• Prompt: Repeat the entries verbatim.

• Records for this exercise:
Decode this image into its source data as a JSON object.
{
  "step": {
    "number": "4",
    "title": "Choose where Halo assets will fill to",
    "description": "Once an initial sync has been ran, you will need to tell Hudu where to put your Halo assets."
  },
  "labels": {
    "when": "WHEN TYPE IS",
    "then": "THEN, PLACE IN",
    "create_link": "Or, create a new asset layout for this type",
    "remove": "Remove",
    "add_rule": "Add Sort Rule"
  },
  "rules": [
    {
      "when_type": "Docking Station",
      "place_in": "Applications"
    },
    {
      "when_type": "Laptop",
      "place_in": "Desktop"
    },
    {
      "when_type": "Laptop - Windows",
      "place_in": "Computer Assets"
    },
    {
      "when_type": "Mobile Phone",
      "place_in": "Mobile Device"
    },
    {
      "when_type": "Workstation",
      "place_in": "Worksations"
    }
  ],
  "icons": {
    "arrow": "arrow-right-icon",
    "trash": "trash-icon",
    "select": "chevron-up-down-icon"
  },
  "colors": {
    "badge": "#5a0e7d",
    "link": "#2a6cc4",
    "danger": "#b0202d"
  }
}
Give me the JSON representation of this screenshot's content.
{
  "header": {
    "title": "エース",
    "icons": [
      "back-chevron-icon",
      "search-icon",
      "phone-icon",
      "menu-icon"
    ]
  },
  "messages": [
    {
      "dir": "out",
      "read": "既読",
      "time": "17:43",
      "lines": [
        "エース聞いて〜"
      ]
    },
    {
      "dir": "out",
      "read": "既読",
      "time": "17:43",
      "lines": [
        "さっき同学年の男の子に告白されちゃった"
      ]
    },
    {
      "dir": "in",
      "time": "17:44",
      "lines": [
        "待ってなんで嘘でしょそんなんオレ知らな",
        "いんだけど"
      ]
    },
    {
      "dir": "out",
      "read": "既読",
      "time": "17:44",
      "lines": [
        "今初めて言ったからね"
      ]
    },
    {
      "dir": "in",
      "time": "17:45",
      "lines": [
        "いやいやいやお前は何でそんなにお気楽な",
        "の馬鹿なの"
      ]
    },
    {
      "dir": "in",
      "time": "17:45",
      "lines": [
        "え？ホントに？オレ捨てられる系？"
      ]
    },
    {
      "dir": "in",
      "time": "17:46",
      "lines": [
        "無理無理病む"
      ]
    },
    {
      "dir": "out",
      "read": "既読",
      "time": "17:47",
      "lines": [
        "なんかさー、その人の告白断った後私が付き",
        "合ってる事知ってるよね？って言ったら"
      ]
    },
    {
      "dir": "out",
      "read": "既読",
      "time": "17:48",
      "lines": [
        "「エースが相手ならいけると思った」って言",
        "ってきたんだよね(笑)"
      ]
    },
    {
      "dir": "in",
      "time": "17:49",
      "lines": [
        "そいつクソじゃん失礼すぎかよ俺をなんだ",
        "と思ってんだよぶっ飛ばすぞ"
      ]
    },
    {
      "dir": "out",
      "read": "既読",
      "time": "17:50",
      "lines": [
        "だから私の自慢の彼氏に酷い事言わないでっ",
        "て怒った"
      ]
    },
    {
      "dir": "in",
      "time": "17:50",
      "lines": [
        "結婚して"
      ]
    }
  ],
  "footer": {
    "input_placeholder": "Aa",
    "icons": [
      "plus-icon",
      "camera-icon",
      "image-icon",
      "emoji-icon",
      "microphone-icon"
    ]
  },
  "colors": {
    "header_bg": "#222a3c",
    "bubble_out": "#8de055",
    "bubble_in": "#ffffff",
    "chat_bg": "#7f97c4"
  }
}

• Answer to the exercise:
Decode this image into its source data as a JSON object.
{
  "step": {
    "number": "4",
    "title": "Choose where Halo assets will fill to",
    "description": "Once an initial sync has been ran, you will need to tell Hudu where to put your Halo assets."
  },
  "labels": {
    "when": "WHEN TYPE IS",
    "then": "THEN, PLACE IN",
    "create_link": "Or, create a new asset layout for this type",
    "remove": "Remove",
    "add_rule": "Add Sort Rule"
  },
  "rules": [
    {
      "when_type": "Docking Station",
      "place_in": "Applications"
    },
    {
      "when_type": "Laptop",
      "place_in": "Desktop"
    },
    {
      "when_type": "Laptop - Windows",
      "place_in": "Computer Assets"
    },
    {
      "when_type": "Mobile Phone",
      "place_in": "Mobile Device"
    },
    {
      "when_type": "Workstation",
      "place_in": "Worksations"
    }
  ],
  "icons": {
    "arrow": "arrow-right-icon",
    "trash": "trash-icon",
    "select": "chevron-up-down-icon"
  },
  "colors": {
    "badge": "#5a0e7d",
    "link": "#2a6cc4",
    "danger": "#b0202d"
  }
}
Give me the JSON representation of this screenshot's content.
{
  "header": {
    "title": "エース",
    "icons": [
      "back-chevron-icon",
      "search-icon",
      "phone-icon",
      "menu-icon"
    ]
  },
  "messages": [
    {
      "dir": "out",
      "read": "既読",
      "time": "17:43",
      "lines": [
        "エース聞いて〜"
      ]
    },
    {
      "dir": "out",
      "read": "既読",
      "time": "17:43",
      "lines": [
        "さっき同学年の男の子に告白されちゃった"
      ]
    },
    {
      "dir": "in",
      "time": "17:44",
      "lines": [
        "待ってなんで嘘でしょそんなんオレ知らな",
        "いんだけど"
      ]
    },
    {
      "dir": "out",
      "read": "既読",
      "time": "17:44",
      "lines": [
        "今初めて言ったからね"
      ]
    },
    {
      "dir": "in",
      "time": "17:45",
      "lines": [
        "いやいやいやお前は何でそんなにお気楽な",
        "の馬鹿なの"
      ]
    },
    {
      "dir": "in",
      "time": "17:45",
      "lines": [
        "え？ホントに？オレ捨てられる系？"
      ]
    },
    {
      "dir": "in",
      "time": "17:46",
      "lines": [
        "無理無理病む"
      ]
    },
    {
      "dir": "out",
      "read": "既読",
      "time": "17:47",
      "lines": [
        "なんかさー、その人の告白断った後私が付き",
        "合ってる事知ってるよね？って言ったら"
      ]
    },
    {
      "dir": "out",
      "read": "既読",
      "time": "17:48",
      "lines": [
        "「エースが相手ならいけると思った」って言",
        "ってきたんだよね(笑)"
      ]
    },
    {
      "dir": "in",
      "time": "17:49",
      "lines": [
        "そいつクソじゃん失礼すぎかよ俺をなんだ",
        "と思ってんだよぶっ飛ばすぞ"
      ]
    },
    {
      "dir": "out",
      "read": "既読",
      "time": "17:50",
      "lines": [
        "だから私の自慢の彼氏に酷い事言わないでっ",
        "て怒った"
      ]
    },
    {
      "dir": "in",
      "time": "17:50",
      "lines": [
        "結婚して"
      ]
    }
  ],
  "footer": {
    "input_placeholder": "Aa",
    "icons": [
      "plus-icon",
      "camera-icon",
      "image-icon",
      "emoji-icon",
      "microphone-icon"
    ]
  },
  "colors": {
    "header_bg": "#222a3c",
    "bubble_out": "#8de055",
    "bubble_in": "#ffffff",
    "chat_bg": "#7f97c4"
  }
}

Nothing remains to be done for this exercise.